    Sprague and his group had fundraising goal of $10,000, but ultimately they collected $14,049.78. Seventy percent of raised funds will go to groups in Europe that serve people with disabilities, Sprague said.

    “All of the cyclists and crew members were required to fundraise a minimum of $1,000,” Sprague said. “The majority of funds came from our Executive Sponsor, Asia Broadcast Satellite, that donated $5,000 to our event and without their help, this event would not have been able to happen.”

    When I joined Pi Kappa Phi, I was exposed to Push America, and began to volunteer my time regularly at KinderFrogs,” Sprague said.

    Through his fraternity, Sprague also learned of an event called Journey of Hope. Journey of Hope is a 67-day, 4,1000 mile bike ride across the United States that raises funds and awareness for people with disabilities. Sprague decided to participate in the ride after his sophomore year and wanted to make it into something even more, he said.
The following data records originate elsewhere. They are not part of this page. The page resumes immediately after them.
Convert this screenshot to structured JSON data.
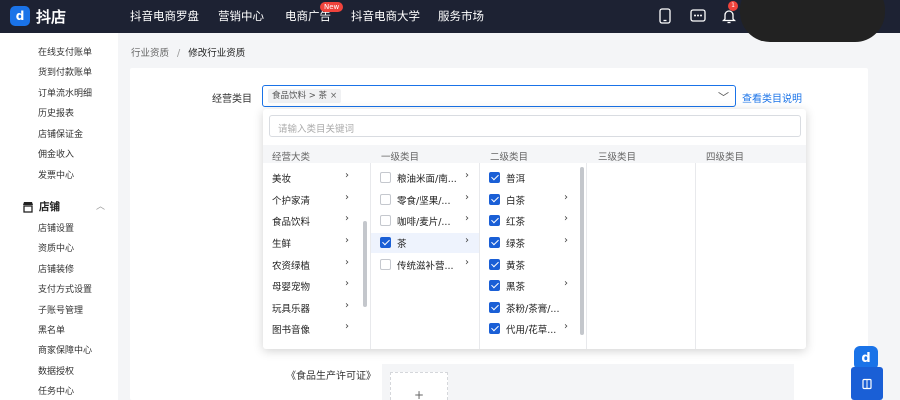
{
  "topnav": {
    "brand": "抖店",
    "items": [
      "抖音电商罗盘",
      "营销中心",
      "电商广告",
      "抖音电商大学",
      "服务市场"
    ],
    "new_badge": "New",
    "notify_badge": "1",
    "icons": [
      "phone-icon",
      "chat-icon",
      "bell-icon"
    ]
  },
  "sidebar": {
    "finance_items": [
      "在线支付账单",
      "货到付款账单",
      "订单流水明细",
      "历史报表",
      "店铺保证金",
      "佣金收入",
      "发票中心"
    ],
    "shop_group": "店铺",
    "shop_items": [
      "店铺设置",
      "资质中心",
      "店铺装修",
      "支付方式设置",
      "子账号管理",
      "黑名单",
      "商家保障中心",
      "数据授权",
      "任务中心"
    ]
  },
  "breadcrumb": {
    "parent": "行业资质",
    "separator": "/",
    "current": "修改行业资质"
  },
  "form": {
    "label": "经营类目",
    "selected_tag": "食品饮料 > 茶",
    "view_link": "查看类目说明",
    "license_label": "《食品生产许可证》",
    "upload_plus": "+"
  },
  "dropdown": {
    "search_placeholder": "请输入类目关键词",
    "columns": [
      "经营大类",
      "一级类目",
      "二级类目",
      "三级类目",
      "四级类目"
    ],
    "col1": [
      "美妆",
      "个护家清",
      "食品饮料",
      "生鲜",
      "农资绿植",
      "母婴宠物",
      "玩具乐器",
      "图书音像"
    ],
    "col2": [
      {
        "label": "粮油米面/南...",
        "checked": false,
        "selected": false
      },
      {
        "label": "零食/坚果/...",
        "checked": false,
        "selected": false
      },
      {
        "label": "咖啡/麦片/...",
        "checked": false,
        "selected": false
      },
      {
        "label": "茶",
        "checked": true,
        "selected": true
      },
      {
        "label": "传统滋补营...",
        "checked": false,
        "selected": false
      }
    ],
    "col3": [
      {
        "label": "普洱",
        "checked": true,
        "arrow": false
      },
      {
        "label": "白茶",
        "checked": true,
        "arrow": true
      },
      {
        "label": "红茶",
        "checked": true,
        "arrow": true
      },
      {
        "label": "绿茶",
        "checked": true,
        "arrow": true
      },
      {
        "label": "黄茶",
        "checked": true,
        "arrow": false
      },
      {
        "label": "黑茶",
        "checked": true,
        "arrow": true
      },
      {
        "label": "茶粉/茶膏/...",
        "checked": true,
        "arrow": false
      },
      {
        "label": "代用/花草...",
        "checked": true,
        "arrow": true
      }
    ]
  },
  "colors": {
    "nav_bg": "#1d2233",
    "accent": "#1a5fd6",
    "link": "#1a73e8",
    "badge": "#f0433c"
  }
}
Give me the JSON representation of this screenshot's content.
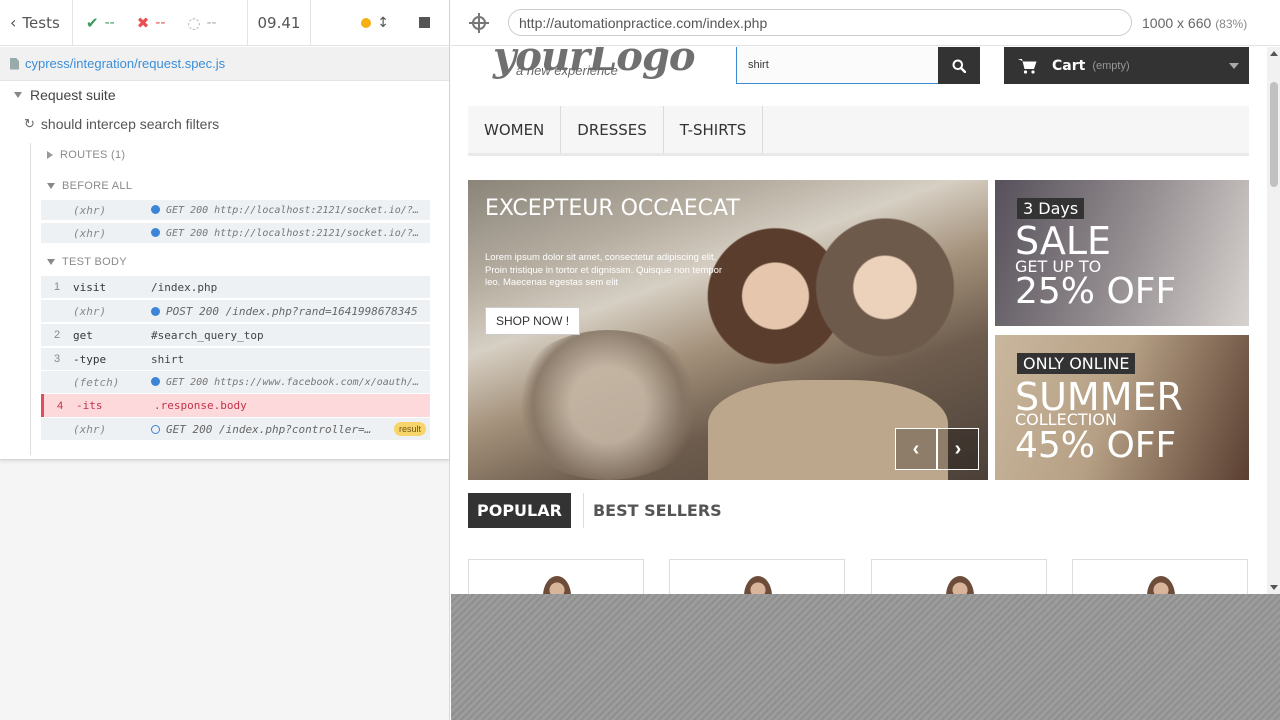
{
  "reporter": {
    "back_label": "Tests",
    "passed": "--",
    "failed": "--",
    "pending": "--",
    "duration": "09.41",
    "spec_path": "cypress/integration/request.spec.js",
    "suite_title": "Request suite",
    "test_title": "should intercep search filters",
    "routes_label": "ROUTES (1)",
    "before_all_label": "BEFORE ALL",
    "test_body_label": "TEST BODY",
    "before_all_cmds": [
      {
        "name": "(xhr)",
        "message": "GET 200 http://localhost:2121/socket.io/?tok…"
      },
      {
        "name": "(xhr)",
        "message": "GET 200 http://localhost:2121/socket.io/?tok…"
      }
    ],
    "test_cmds": [
      {
        "num": "1",
        "name": "visit",
        "message": "/index.php"
      },
      {
        "num": "",
        "name": "(xhr)",
        "message": "POST 200 /index.php?rand=1641998678345"
      },
      {
        "num": "2",
        "name": "get",
        "message": "#search_query_top"
      },
      {
        "num": "3",
        "name": "-type",
        "message": "shirt"
      },
      {
        "num": "",
        "name": "(fetch)",
        "message": "GET 200 https://www.facebook.com/x/oauth/sta…"
      },
      {
        "num": "4",
        "name": "-its",
        "message": ".response.body"
      },
      {
        "num": "",
        "name": "(xhr)",
        "message": "GET 200 /index.php?controller=…",
        "badge": "result"
      }
    ]
  },
  "aut": {
    "url": "http://automationpractice.com/index.php",
    "viewport": "1000 x 660",
    "zoom": "(83%)"
  },
  "site": {
    "logo": "yourLogo",
    "logo_sub": "a new experience",
    "search_value": "shirt",
    "cart_label": "Cart",
    "cart_status": "(empty)",
    "menu": [
      "Women",
      "Dresses",
      "T-shirts"
    ],
    "slide_title": "Exceptеur Occaecat",
    "slide_text": "Lorem ipsum dolor sit amet, consectetur adipiscing elit. Proin tristique in tortor et dignissim. Quisque non tempor leo. Maecenas egestas sem elit",
    "shop_now": "SHOP NOW !",
    "promo1": {
      "tag": "3 Days",
      "big": "SALE",
      "mid": "GET UP TO",
      "deal": "25% OFF"
    },
    "promo2": {
      "tag": "ONLY ONLINE",
      "big": "SUMMER",
      "mid": "COLLECTION",
      "deal": "45% OFF"
    },
    "tabs": [
      "Popular",
      "Best Sellers"
    ]
  },
  "colors": {
    "pass": "#3a9a5a",
    "fail": "#e94f4f",
    "link": "#3b8ed6",
    "failed_row_bg": "#fdd9dc"
  }
}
    “I decided I wanted to continue to expand Push America's message of acceptance and understanding of people with disabilities,” Sprague said. “During the planning process, the entire team decided we should honor the children at KinderFrogs by dedicating this ride to them, and we wear their logo on our jerseys.”

    Planning the event proved difficult for the members of Pi Kappa Phi, but after putting hard work into organization, all of their efforts paid off, Sprague said.

    “We have met with 4 different organizations in the UK, and all experiences were wonderful, Sprague said. “Each group offered a unique service to help serve people with both physical and developmental disabilities.”

    The event, which begins in Glasgow, Scotland and goes down through the UK to London, across the English Channel into France, Paris, Belgium and the Netherlands, will present some familiar territory for Sprague.

    Sprague lived in Holland for 10 years, from age eight until 18.

    “Because I had lived there for so long, I felt that I had a good enough understanding of Europe to create a cycling event there,” Sprague said. “I must admit, I have been wrong on how things work here, and there have been some cultural hiccups. For the most part, though, my understanding of Europe has helped us navigate through the country and interact with the locals.”

    Sprague said that he has heard very positive feedback from other chapters of the fraternity and is seeing increasing interest. He hopes for the event to become annual and to have Pi Kappa Phi members across the nation participate in the future.

    “I hope that every year the event continues to get better,” Sprague said.